RESIDENTS are bearing the brunt of Regional Rail Link works without reaping the benefits, a public meeting has heard.
RRL construction manager Adam Maguire, Maribyrnong mayor John Cumming and Bicycle Network Victoria's Jason denHollander fronted an at-times fiery meeting hosted by Greens transport spokesman Greg Barber in Seddon on Monday night.
Mr Maguire outlined the next phase of the project, detailing plans for improvements to West Footscray station.
Cr Cumming conceded the council and state government had historically failed in dealing with infrastructure around Geelong Road and local railway stations, but the RRL project offered improvements in the area.
Mr denHollander highlighted the headaches faced by inner-west cyclists and argued for the need for a boost to infrastructure.
Residents criticised the lack of consultation with the community and questioned why they would trust that there would be better communication in future.
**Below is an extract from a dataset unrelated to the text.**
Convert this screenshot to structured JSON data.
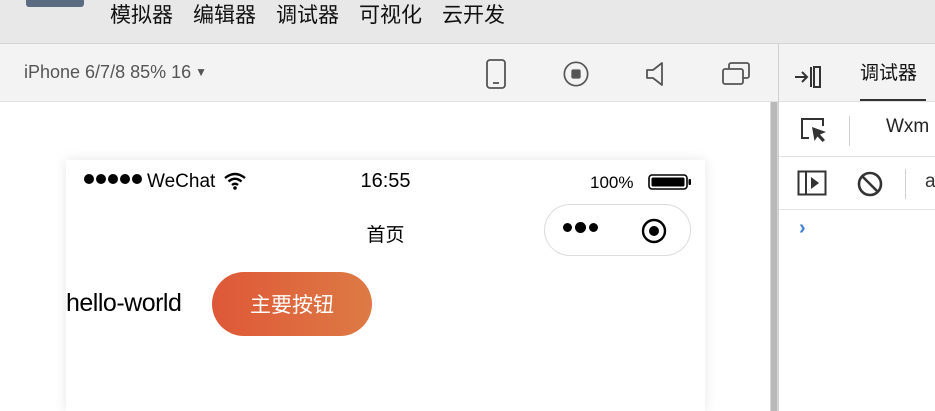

They also said that lengthy street closures were devastating Footscray traders.
Mr Maguire said the disruptions were unfortunate but necessary, and he gave assurances that Albert Street bridge works in Footscray would not begin until Nicholson Street works were completed.
Mr Maguire was unable to outline plans for parcels of land along the rail corridor once project construction was complete, but Cr Cumming said the council would push for more open space. "If we can squeeze extra green spaces out of Regional Rail, we'll be doing it."
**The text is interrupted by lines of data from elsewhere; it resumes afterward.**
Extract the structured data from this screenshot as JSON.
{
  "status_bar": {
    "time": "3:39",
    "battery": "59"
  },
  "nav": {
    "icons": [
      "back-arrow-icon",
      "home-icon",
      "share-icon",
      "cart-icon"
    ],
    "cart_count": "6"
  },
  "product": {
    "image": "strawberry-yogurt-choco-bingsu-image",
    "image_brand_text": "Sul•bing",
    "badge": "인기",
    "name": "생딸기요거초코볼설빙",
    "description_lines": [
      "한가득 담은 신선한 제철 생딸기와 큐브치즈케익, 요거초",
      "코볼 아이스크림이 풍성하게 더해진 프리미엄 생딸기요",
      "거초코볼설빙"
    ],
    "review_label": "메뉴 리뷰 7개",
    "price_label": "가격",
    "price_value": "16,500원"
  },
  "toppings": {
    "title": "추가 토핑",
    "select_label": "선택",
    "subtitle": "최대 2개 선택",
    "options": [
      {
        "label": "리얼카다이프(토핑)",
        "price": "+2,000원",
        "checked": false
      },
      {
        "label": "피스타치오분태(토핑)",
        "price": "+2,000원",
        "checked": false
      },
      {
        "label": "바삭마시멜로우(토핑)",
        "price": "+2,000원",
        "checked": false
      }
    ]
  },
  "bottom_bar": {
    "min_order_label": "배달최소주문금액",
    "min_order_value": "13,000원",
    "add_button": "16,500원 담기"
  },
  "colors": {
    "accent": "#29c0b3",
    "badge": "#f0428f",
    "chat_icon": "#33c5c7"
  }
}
Nick Fahey, of the Fair Go For Footscray Rail Residents group, said the project had been handled badly by both sides of government and action had only happened following a push by residents.
He said he supported the project and its benefits for Victoria, but "it's yet to be shown substantially how great it is for Footscray". "We're going to catch a lot of the damage - years of building which is destroying businesses in Footscray at the moment. They're going broke because they can't function around the work, so we're carrying a big part of the costs. The council and authorities should be saying, let's work out how to reduce the burden."